TASK PROMPT:
Below is a block of records; please copy all of them exactly.

ENTRIES SHOWN:
━━━━

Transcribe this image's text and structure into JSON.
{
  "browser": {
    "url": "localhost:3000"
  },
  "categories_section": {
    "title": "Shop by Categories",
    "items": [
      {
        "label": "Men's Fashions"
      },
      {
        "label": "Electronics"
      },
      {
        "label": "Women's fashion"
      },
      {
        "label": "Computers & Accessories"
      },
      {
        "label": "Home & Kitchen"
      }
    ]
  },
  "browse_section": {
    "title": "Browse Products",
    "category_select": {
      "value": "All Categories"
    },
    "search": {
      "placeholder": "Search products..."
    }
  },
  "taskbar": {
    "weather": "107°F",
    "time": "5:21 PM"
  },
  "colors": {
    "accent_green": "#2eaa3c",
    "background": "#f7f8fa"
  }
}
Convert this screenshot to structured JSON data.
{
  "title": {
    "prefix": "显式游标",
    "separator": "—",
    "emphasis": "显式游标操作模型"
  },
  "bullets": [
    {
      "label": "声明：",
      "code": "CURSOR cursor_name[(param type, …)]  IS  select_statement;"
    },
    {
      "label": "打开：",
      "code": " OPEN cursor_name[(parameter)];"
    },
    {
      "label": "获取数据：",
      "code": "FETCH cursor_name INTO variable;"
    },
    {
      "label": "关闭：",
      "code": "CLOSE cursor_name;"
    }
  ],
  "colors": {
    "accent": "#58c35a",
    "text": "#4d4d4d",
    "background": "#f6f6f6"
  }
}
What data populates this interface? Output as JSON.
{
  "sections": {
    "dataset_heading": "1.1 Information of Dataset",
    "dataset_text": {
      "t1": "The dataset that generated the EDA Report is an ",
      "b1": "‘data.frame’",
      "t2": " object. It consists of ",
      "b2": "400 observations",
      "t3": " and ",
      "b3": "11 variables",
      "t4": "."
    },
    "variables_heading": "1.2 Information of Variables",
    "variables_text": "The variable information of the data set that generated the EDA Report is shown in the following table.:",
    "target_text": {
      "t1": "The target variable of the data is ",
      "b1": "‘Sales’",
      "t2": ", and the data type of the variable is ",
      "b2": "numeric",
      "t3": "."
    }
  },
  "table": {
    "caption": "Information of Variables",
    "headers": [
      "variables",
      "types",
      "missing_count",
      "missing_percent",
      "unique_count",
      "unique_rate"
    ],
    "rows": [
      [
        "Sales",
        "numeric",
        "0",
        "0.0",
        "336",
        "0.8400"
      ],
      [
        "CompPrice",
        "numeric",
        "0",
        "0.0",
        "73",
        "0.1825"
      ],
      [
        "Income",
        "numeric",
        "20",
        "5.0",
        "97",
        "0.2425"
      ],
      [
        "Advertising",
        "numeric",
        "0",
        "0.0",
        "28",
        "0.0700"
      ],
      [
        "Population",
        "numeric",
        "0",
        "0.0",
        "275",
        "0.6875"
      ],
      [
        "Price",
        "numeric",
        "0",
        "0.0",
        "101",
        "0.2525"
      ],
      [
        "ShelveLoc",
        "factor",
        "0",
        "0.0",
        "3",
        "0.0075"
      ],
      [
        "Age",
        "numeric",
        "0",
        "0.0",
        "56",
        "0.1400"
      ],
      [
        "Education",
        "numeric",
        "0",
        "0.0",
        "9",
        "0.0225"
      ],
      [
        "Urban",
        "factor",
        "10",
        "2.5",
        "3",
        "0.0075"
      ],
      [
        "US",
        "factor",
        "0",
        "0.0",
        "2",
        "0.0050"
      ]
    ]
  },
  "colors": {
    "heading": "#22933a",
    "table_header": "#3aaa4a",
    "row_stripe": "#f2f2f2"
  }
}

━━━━

WRITTEN REPLY:
Transcribe this image's text and structure into JSON.
{
  "browser": {
    "url": "localhost:3000"
  },
  "categories_section": {
    "title": "Shop by Categories",
    "items": [
      {
        "label": "Men's Fashions"
      },
      {
        "label": "Electronics"
      },
      {
        "label": "Women's fashion"
      },
      {
        "label": "Computers & Accessories"
      },
      {
        "label": "Home & Kitchen"
      }
    ]
  },
  "browse_section": {
    "title": "Browse Products",
    "category_select": {
      "value": "All Categories"
    },
    "search": {
      "placeholder": "Search products..."
    }
  },
  "taskbar": {
    "weather": "107°F",
    "time": "5:21 PM"
  },
  "colors": {
    "accent_green": "#2eaa3c",
    "background": "#f7f8fa"
  }
}
Convert this screenshot to structured JSON data.
{
  "title": {
    "prefix": "显式游标",
    "separator": "—",
    "emphasis": "显式游标操作模型"
  },
  "bullets": [
    {
      "label": "声明：",
      "code": "CURSOR cursor_name[(param type, …)]  IS  select_statement;"
    },
    {
      "label": "打开：",
      "code": " OPEN cursor_name[(parameter)];"
    },
    {
      "label": "获取数据：",
      "code": "FETCH cursor_name INTO variable;"
    },
    {
      "label": "关闭：",
      "code": "CLOSE cursor_name;"
    }
  ],
  "colors": {
    "accent": "#58c35a",
    "text": "#4d4d4d",
    "background": "#f6f6f6"
  }
}
What data populates this interface? Output as JSON.
{
  "sections": {
    "dataset_heading": "1.1 Information of Dataset",
    "dataset_text": {
      "t1": "The dataset that generated the EDA Report is an ",
      "b1": "‘data.frame’",
      "t2": " object. It consists of ",
      "b2": "400 observations",
      "t3": " and ",
      "b3": "11 variables",
      "t4": "."
    },
    "variables_heading": "1.2 Information of Variables",
    "variables_text": "The variable information of the data set that generated the EDA Report is shown in the following table.:",
    "target_text": {
      "t1": "The target variable of the data is ",
      "b1": "‘Sales’",
      "t2": ", and the data type of the variable is ",
      "b2": "numeric",
      "t3": "."
    }
  },
  "table": {
    "caption": "Information of Variables",
    "headers": [
      "variables",
      "types",
      "missing_count",
      "missing_percent",
      "unique_count",
      "unique_rate"
    ],
    "rows": [
      [
        "Sales",
        "numeric",
        "0",
        "0.0",
        "336",
        "0.8400"
      ],
      [
        "CompPrice",
        "numeric",
        "0",
        "0.0",
        "73",
        "0.1825"
      ],
      [
        "Income",
        "numeric",
        "20",
        "5.0",
        "97",
        "0.2425"
      ],
      [
        "Advertising",
        "numeric",
        "0",
        "0.0",
        "28",
        "0.0700"
      ],
      [
        "Population",
        "numeric",
        "0",
        "0.0",
        "275",
        "0.6875"
      ],
      [
        "Price",
        "numeric",
        "0",
        "0.0",
        "101",
        "0.2525"
      ],
      [
        "ShelveLoc",
        "factor",
        "0",
        "0.0",
        "3",
        "0.0075"
      ],
      [
        "Age",
        "numeric",
        "0",
        "0.0",
        "56",
        "0.1400"
      ],
      [
        "Education",
        "numeric",
        "0",
        "0.0",
        "9",
        "0.0225"
      ],
      [
        "Urban",
        "factor",
        "10",
        "2.5",
        "3",
        "0.0075"
      ],
      [
        "US",
        "factor",
        "0",
        "0.0",
        "2",
        "0.0050"
      ]
    ]
  },
  "colors": {
    "heading": "#22933a",
    "table_header": "#3aaa4a",
    "row_stripe": "#f2f2f2"
  }
}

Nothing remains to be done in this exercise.